The Margaret Mead Film Festival, the premier showcase for documentary films in New York, returns for its 41st edition, screening at the American Museum of Natural History from Oct. 19-22. This year's typically impressive slate consists of 29 feature films and 12...

10+ Years Later: CODE 46 Showed Us That We Are All Replicants

With a new Blade Runner film on the way later this year, it seems an appropriate time to revisit a certain overlooked 2003 film that is as close to a prequel to Ridley Scott's seminal clone-noir as there ever was....

70s Rewind: ZARDOZ, Much More Than Sean Connery Running Around in a Loincloth

James Bond running around in a loincloth. That may be the singular image that comes to mind when Zardoz is mentioned. If another image pops, it's likely "giant statue of a head flying through the air." Out of context, the...

AnarchyVision: TRAINSPOTTING 2, GOON 2 and BEAUTY AND THE BEAST

Two sequels and a remake (aka, new normal) yet still some surprises this week - a look at Disney's live action Beauty and the Beast, T2: Trainspotting and Goon: Last of the Enforcers....

10+ Years Later: SUNSHINE Is Still Waiting For The Light

With Danny Boyle's forthcoming revisit of the world of Edinburgh junkies, lowlifes and dropouts twenty years on, it would seem fitting that we have a look at Trainspotting (1996) and where it stands in the culture 20 years on. But we...

70s Rewind: ROYAL FLASH, Richard Lester's Comic 19th Century Adventure

Recently I watched Richard Lester's Royal Flash (1975), starring Malcolm McDowell, for the first time. Adapted by author George MacDonald Fraser from his own novel, it's a broad and sprightly comic adventure that I thoroughly enjoyed. To be frank, I...

Slamdance 2017 Preview: ScreenAnarchy's Top Picks

Touted as the festival "for filmmakers by filmmakers", the 23rd Annual Slamdance Film Festical kicks off Friday Jaunary 20th at the Treasure Mountain Inn in Park City, Utah. A stone's throw away from the hustle and bustle of Sundance, Slamdance...

ScreenAnarchy's Top 10 Movies of 2016

This year, 23 Screen Anarchists from 11 countries around the globe shared with us 129 films for consideration in our collective top ten movies of 2016. Our criteria was simple: an individual contributor could include a film on their ballot...

Brooklyn Horror Film Festival: ScreenAnarchy's Top Picks
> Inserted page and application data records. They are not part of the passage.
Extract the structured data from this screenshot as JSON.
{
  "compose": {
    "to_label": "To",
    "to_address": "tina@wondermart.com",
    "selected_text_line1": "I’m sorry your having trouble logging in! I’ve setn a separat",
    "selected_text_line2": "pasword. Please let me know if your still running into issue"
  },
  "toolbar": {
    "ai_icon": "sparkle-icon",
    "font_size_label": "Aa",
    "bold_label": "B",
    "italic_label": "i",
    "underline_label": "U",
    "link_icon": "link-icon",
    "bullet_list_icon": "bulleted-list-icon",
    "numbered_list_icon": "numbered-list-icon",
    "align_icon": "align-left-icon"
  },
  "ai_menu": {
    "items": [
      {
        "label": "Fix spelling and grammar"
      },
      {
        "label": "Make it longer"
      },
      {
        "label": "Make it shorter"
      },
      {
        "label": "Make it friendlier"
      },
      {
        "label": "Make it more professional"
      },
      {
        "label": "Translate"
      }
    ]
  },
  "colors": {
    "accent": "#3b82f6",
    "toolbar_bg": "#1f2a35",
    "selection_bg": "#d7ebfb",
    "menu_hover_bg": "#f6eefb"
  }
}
The sign of a great horror film fest is not how many of the best, or soon-to-be best-known, horror flicks it screens, but how it encompasses the wide, wild world of horror—so few venues of any sort attempt that, let...

Parenting in the Film Industry: Raising Films' Survey Yields Sadly Unsurprising Results

Two years ago, I interviewed director Liv Corfixen on her film My Life Directed by Nicolas Winding Refn, about her husband and the making of Only God Forgives. Refn was there as well, and one of the points that had...

Learning From The Masters Of Cinema: Sydney Pollack's THREE DAYS OF THE CONDOR

James Grady’s novel Six Days Of The Condor was published just a year before Sydney Pollack’s big-screen adaptation, and yet almost every aspect of the story was changed. It is difficult to imagine such a flagrant disregard for the source...

Learning From The Masters Of Cinema: Samuel Fuller's FIXED BAYONETS!

Released in 1952, Fixed Bayonets! marked the first studio picture directed by Samuel Fuller, and his second in a row that would depict the still-in-progress Korean War. After the surprise success of the independently produced The Steel Helmet, Fuller met...